Why you can’t fool students with a bare story = red alert for lazy lesson planners
I like to understand and explain the world through metaphors. They may be more ambiguous than crisp definitions but they leave more room for creative interpretation and open new, unexpected avenues of understanding. Sorry if you are a fan of more squeaky clean prose. This may be a bit too wordy for you but … diversity is the spice of life 😉
A good story-sharing experience needs 3 key players: narrative, story, and plot. And they must be working together. If you understand what they are, you will figure out how to use them. If you know how to use them to design your classroom stories, your story-rich lessons will be way better. Whenever we read, watch, listen to or are immersed in (what we tend to call) a story, we are taken on a journey. Think of story-sharing in the classroom as a journey.

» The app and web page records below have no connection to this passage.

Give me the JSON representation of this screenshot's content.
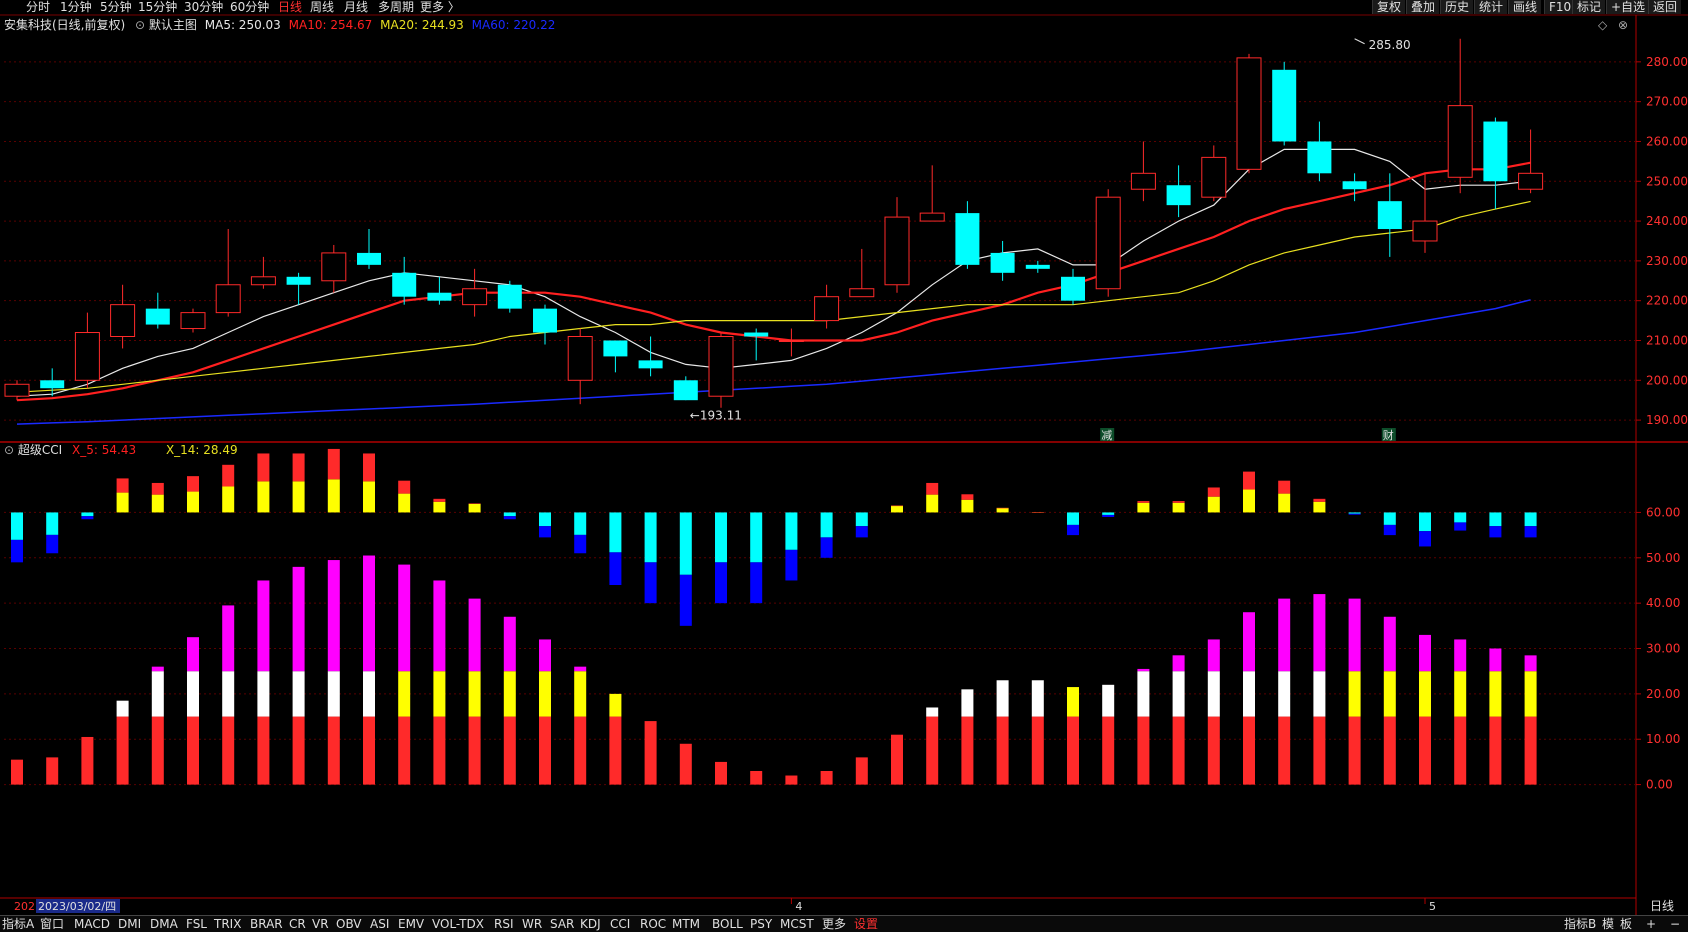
{
  "top_bar": {
    "periods": [
      "分时",
      "1分钟",
      "5分钟",
      "15分钟",
      "30分钟",
      "60分钟",
      "日线",
      "周线",
      "月线",
      "多周期",
      "更多 〉"
    ],
    "active_period": "日线",
    "tools": [
      "复权",
      "叠加",
      "历史",
      "统计",
      "画线",
      "F10",
      "标记",
      "+自选",
      "返回"
    ]
  },
  "main_legend": {
    "stock": "安集科技(日线,前复权)",
    "main_label": "默认主图",
    "ma5": "MA5: 250.03",
    "ma10": "MA10: 254.67",
    "ma20": "MA20: 244.93",
    "ma60": "MA60: 220.22"
  },
  "cci_legend": {
    "name": "超级CCI",
    "x5": "X_5: 54.43",
    "x14": "X_14: 28.49"
  },
  "colors": {
    "up": "#ff2a2a",
    "down": "#00ffff",
    "ma5": "#e8e8e8",
    "ma10": "#ff2020",
    "ma20": "#e8e020",
    "ma60": "#1a2aff",
    "magenta": "#ff00ff",
    "yellow": "#ffff00",
    "white": "#ffffff",
    "blue": "#0000ff",
    "grid": "#5a0000"
  },
  "chart_data": [
    {
      "type": "candlestick",
      "title": "安集科技(日线,前复权)",
      "ylim": [
        185,
        288
      ],
      "yticks": [
        190,
        200,
        210,
        220,
        230,
        240,
        250,
        260,
        270,
        280
      ],
      "annotations": [
        {
          "label": "285.80",
          "x_index": 38,
          "value": 285.8
        },
        {
          "label": "193.11",
          "x_index": 19,
          "value": 193.11
        },
        {
          "label": "减",
          "x_index": 31
        },
        {
          "label": "财",
          "x_index": 39
        }
      ],
      "date_labels": [
        {
          "label": "2023/03/02/四",
          "x_index": 0
        },
        {
          "label": "4",
          "x_index": 22
        },
        {
          "label": "5",
          "x_index": 40
        }
      ],
      "candles": [
        {
          "o": 196,
          "c": 199,
          "h": 200,
          "l": 195
        },
        {
          "o": 200,
          "c": 198,
          "h": 203,
          "l": 196
        },
        {
          "o": 200,
          "c": 212,
          "h": 217,
          "l": 198
        },
        {
          "o": 211,
          "c": 219,
          "h": 224,
          "l": 208
        },
        {
          "o": 218,
          "c": 214,
          "h": 222,
          "l": 213
        },
        {
          "o": 213,
          "c": 217,
          "h": 218,
          "l": 212
        },
        {
          "o": 217,
          "c": 224,
          "h": 238,
          "l": 216
        },
        {
          "o": 224,
          "c": 226,
          "h": 231,
          "l": 223
        },
        {
          "o": 226,
          "c": 224,
          "h": 227,
          "l": 219
        },
        {
          "o": 225,
          "c": 232,
          "h": 234,
          "l": 222
        },
        {
          "o": 232,
          "c": 229,
          "h": 238,
          "l": 228
        },
        {
          "o": 227,
          "c": 221,
          "h": 231,
          "l": 219
        },
        {
          "o": 222,
          "c": 220,
          "h": 226,
          "l": 219
        },
        {
          "o": 219,
          "c": 223,
          "h": 228,
          "l": 216
        },
        {
          "o": 224,
          "c": 218,
          "h": 225,
          "l": 217
        },
        {
          "o": 218,
          "c": 212,
          "h": 219,
          "l": 209
        },
        {
          "o": 200,
          "c": 211,
          "h": 213,
          "l": 194
        },
        {
          "o": 210,
          "c": 206,
          "h": 210,
          "l": 202
        },
        {
          "o": 205,
          "c": 203,
          "h": 211,
          "l": 201
        },
        {
          "o": 200,
          "c": 195,
          "h": 201,
          "l": 195
        },
        {
          "o": 196,
          "c": 211,
          "h": 212,
          "l": 193.11
        },
        {
          "o": 212,
          "c": 211,
          "h": 213,
          "l": 205
        },
        {
          "o": 210,
          "c": 210,
          "h": 213,
          "l": 206
        },
        {
          "o": 215,
          "c": 221,
          "h": 224,
          "l": 213
        },
        {
          "o": 221,
          "c": 223,
          "h": 233,
          "l": 221
        },
        {
          "o": 224,
          "c": 241,
          "h": 246,
          "l": 222
        },
        {
          "o": 240,
          "c": 242,
          "h": 254,
          "l": 240
        },
        {
          "o": 242,
          "c": 229,
          "h": 245,
          "l": 228
        },
        {
          "o": 232,
          "c": 227,
          "h": 235,
          "l": 225
        },
        {
          "o": 229,
          "c": 228,
          "h": 230,
          "l": 227
        },
        {
          "o": 226,
          "c": 220,
          "h": 228,
          "l": 219
        },
        {
          "o": 223,
          "c": 246,
          "h": 248,
          "l": 221
        },
        {
          "o": 248,
          "c": 252,
          "h": 260,
          "l": 245
        },
        {
          "o": 249,
          "c": 244,
          "h": 254,
          "l": 241
        },
        {
          "o": 246,
          "c": 256,
          "h": 259,
          "l": 245
        },
        {
          "o": 253,
          "c": 281,
          "h": 282,
          "l": 252
        },
        {
          "o": 278,
          "c": 260,
          "h": 280,
          "l": 259
        },
        {
          "o": 260,
          "c": 252,
          "h": 265,
          "l": 250
        },
        {
          "o": 250,
          "c": 248,
          "h": 252,
          "l": 245
        },
        {
          "o": 245,
          "c": 238,
          "h": 252,
          "l": 231
        },
        {
          "o": 235,
          "c": 240,
          "h": 252,
          "l": 232
        },
        {
          "o": 251,
          "c": 269,
          "h": 285.8,
          "l": 247
        },
        {
          "o": 265,
          "c": 250,
          "h": 266,
          "l": 243
        },
        {
          "o": 248,
          "c": 252,
          "h": 263,
          "l": 247
        }
      ],
      "series": [
        {
          "name": "MA5",
          "values": [
            196,
            196.5,
            199,
            203,
            206,
            208,
            212,
            216,
            219,
            222,
            225,
            227,
            226,
            225,
            224,
            221,
            216,
            212,
            207,
            204,
            203,
            204,
            205,
            208,
            212,
            217,
            224,
            230,
            232,
            233,
            229,
            229,
            235,
            240,
            244,
            253,
            258,
            258,
            258,
            255,
            248,
            249,
            249,
            250.03
          ]
        },
        {
          "name": "MA10",
          "values": [
            195,
            195.5,
            196.5,
            198,
            200,
            202,
            205,
            208,
            211,
            214,
            217,
            220,
            221,
            222,
            222,
            222,
            221,
            219,
            217,
            214,
            212,
            211,
            210,
            210,
            210,
            212,
            215,
            217,
            219,
            222,
            224,
            227,
            230,
            233,
            236,
            240,
            243,
            245,
            247,
            249,
            252,
            253,
            253,
            254.67
          ]
        },
        {
          "name": "MA20",
          "values": [
            197,
            197.5,
            198,
            199,
            200,
            201,
            202,
            203,
            204,
            205,
            206,
            207,
            208,
            209,
            211,
            212,
            213,
            214,
            214,
            215,
            215,
            215,
            215,
            215,
            216,
            217,
            218,
            219,
            219,
            219,
            219,
            220,
            221,
            222,
            225,
            229,
            232,
            234,
            236,
            237,
            238,
            241,
            243,
            244.93
          ]
        },
        {
          "name": "MA60",
          "values": [
            189,
            189.3,
            189.6,
            190,
            190.4,
            190.8,
            191.2,
            191.6,
            192,
            192.4,
            192.8,
            193.2,
            193.6,
            194,
            194.5,
            195,
            195.5,
            196,
            196.5,
            197,
            197.5,
            198,
            198.5,
            199,
            199.8,
            200.6,
            201.4,
            202.2,
            203,
            203.8,
            204.6,
            205.4,
            206.2,
            207,
            208,
            209,
            210,
            211,
            212,
            213.5,
            215,
            216.5,
            218,
            220.22
          ]
        }
      ]
    },
    {
      "type": "bar",
      "title": "超级CCI",
      "ylim": [
        -25,
        72
      ],
      "yticks": [
        0,
        10,
        20,
        30,
        40,
        50,
        60
      ],
      "series": [
        {
          "name": "X_14",
          "values": [
            5.5,
            6,
            10.5,
            18.5,
            26,
            32.5,
            39.5,
            45,
            48,
            49.5,
            50.5,
            48.5,
            45,
            41,
            37,
            32,
            26,
            20,
            14,
            9,
            5,
            3,
            2,
            3,
            6,
            11,
            17,
            21,
            23,
            23,
            21.5,
            22,
            25.5,
            28.5,
            32,
            38,
            41,
            42,
            41,
            37,
            33,
            32,
            30,
            28.49
          ]
        },
        {
          "name": "X_5",
          "values": [
            -11,
            -9,
            -1.5,
            7.5,
            6.5,
            8,
            10.5,
            13,
            13,
            14,
            13,
            7,
            3,
            2,
            -1.5,
            -5.5,
            -9,
            -16,
            -20,
            -25,
            -20,
            -20,
            -15,
            -10,
            -5.5,
            1.5,
            6.5,
            4,
            1,
            0,
            -5,
            -1,
            2.5,
            2.5,
            5.5,
            9,
            7,
            3,
            -0.5,
            -5,
            -7.5,
            -4,
            -5.5,
            -5.5
          ]
        }
      ]
    }
  ],
  "bottom_bar": {
    "items": [
      "指标A",
      "窗口",
      "MACD",
      "DMI",
      "DMA",
      "FSL",
      "TRIX",
      "BRAR",
      "CR",
      "VR",
      "OBV",
      "ASI",
      "EMV",
      "VOL-TDX",
      "RSI",
      "WR",
      "SAR",
      "KDJ",
      "CCI",
      "ROC",
      "MTM",
      "BOLL",
      "PSY",
      "MCST",
      "更多",
      "设置"
    ],
    "right": [
      "指标B",
      "模",
      "板",
      "+",
      "−"
    ]
  },
  "period_box": "日线"
}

Narrative structure is your experience and memory of a story-sharing moment. Narrative is how your entire experience of a journey is created. Narrative is how the memory of the trip comes about.
One part of narrative is story – the content, the entire set of raw ingredients or building blocks. Story reveals the WHAT, WHO and WHERE. Story would be the collection of places you visit, people you encounter, food you taste, smells you inhale, views you take in – everything you come across on your way.

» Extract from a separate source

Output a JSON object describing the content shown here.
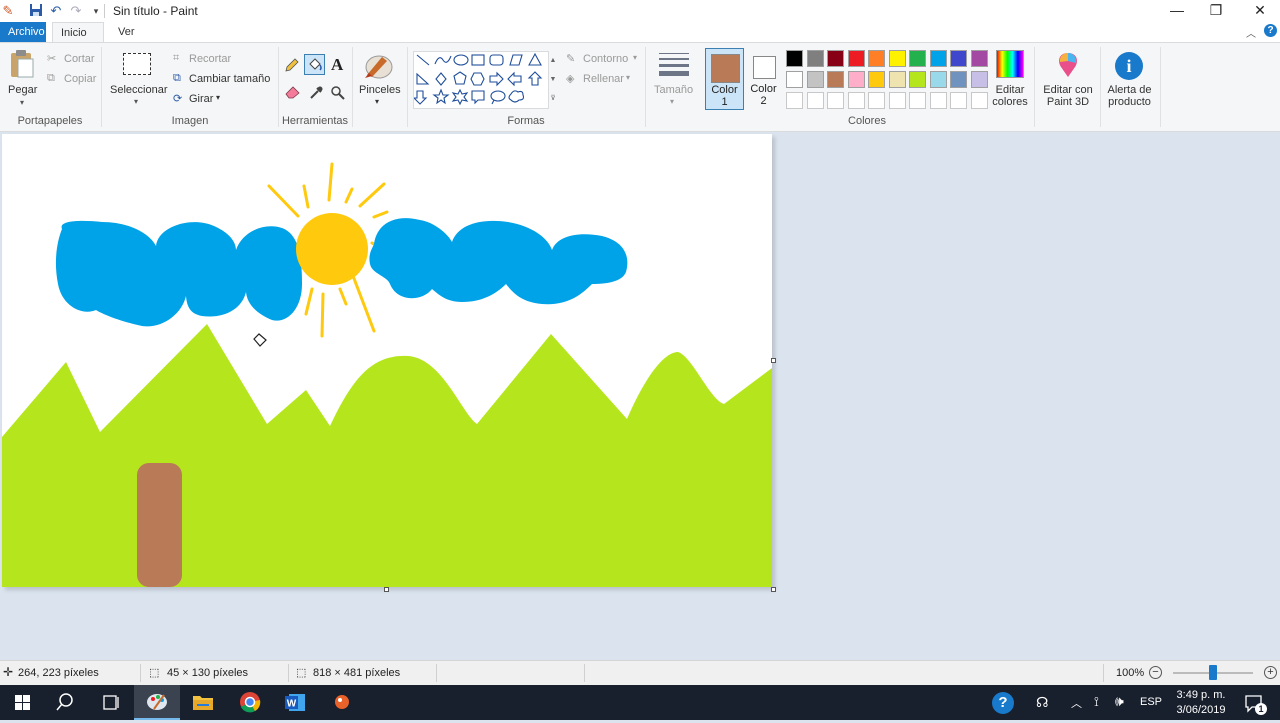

The other part of narrative is plot – the format, pattern, structure used to tell the story and arrange the events in time. Plot reveals the HOW and WHEN. It shows how the events relate to each other. To create a plot, you make decisions about what info to select, what to add, what to leave out, what to slow-release, what to throw explicitly at the audience and how to arrange the elements in a new sequence – all of that done for maximum effect. Plot is the itinerary of your journey, the well-designed sequence that you follow when visiting respective places. Plot also defines how this design affects your experience, how things unfold with each new place you arrive at – to build up the drama.
This is one of my favourite visual explanation of the story–plot contrast: a freeze frame from the Future of Storytelling MOOC video.
Story and plot blend together to create the meaning (via the resulting narrative) just as you are reading, watching, listening to or getting immersed in a story.
„Story is about trying to determine the key conflicts, main characters, setting, and events. Plot is about how, and at what stages, the key conflicts are set up and resolved.”
Visual Storytelling and Narrative Structure Film Study Guide
While plot is seen as static – like a template or blueprint, narrative is the dynamic, unique outcome of the story-sharing experience. This is how Claro Clark explain it:
„Plot is what happens. Narrative is what the reader sees and hears of what happens – and how he sees and hears it.”
David Bordwell explains the contrast with reference to film:
„Narration is designed to shape our itinerary through the film. It’s a complex array of cues that guide us in building up the story. (…) Narration creates on-line, moment-by-moment pickup; as viewers, we go with the flow. (…) The plot is more architectural, a sort of static anatomy of the film as a whole.”
When creating your narrative, you are free to add elements from outside of the story:
„Narratives may involve a reordering of the events of a story. The story’s events can be set out of chronological order; be combined with elements from outside of the story to better tell the consumer what is going on; or to build dramatic effect. Sometimes a narrative may draw attention to things or events the story lacks because the contrast is interesting.”
„A new event order means you have a new narrative of the same story. (…) Narrative is therefore responsible for how the recipient perceives the story. (…) Story, like truth, is an illusion created by narrative.”
Now, once we get the three definitions right, how does all this apply to lesson design?
When we create classroom stories inspired by authentic stories, we may be tempted to take shortcuts and never go beyond the bare story stage. Just raw ingredients. No dramatic effect, no effort, no real engagement, no memorable experience for us or students. Isn’t that a bit lazy on our part? Mind you, students catch out lazy teachers just as easily as we teachers catch out lazy teacher trainers or coursebook authors 😉
So how about this instead:
- Spot a bare story (text, song lyrics, video clip, image, etc.): define the WHO, WHAT and WHERE.
- Create the plot: re-construct the story, focussing on the HOW and WHEN.
- Thus, conjure up your unique narrative for the classroom: a compelling story-sharing experience – memorable both for yourself (hell yeah, be selfish!) and your students.
Have fun 🙂
PS: Enjoy reading “Love at first Sprite” – a story which illustrates this post.
Photo: Denys Nevozhai (unsplash.com)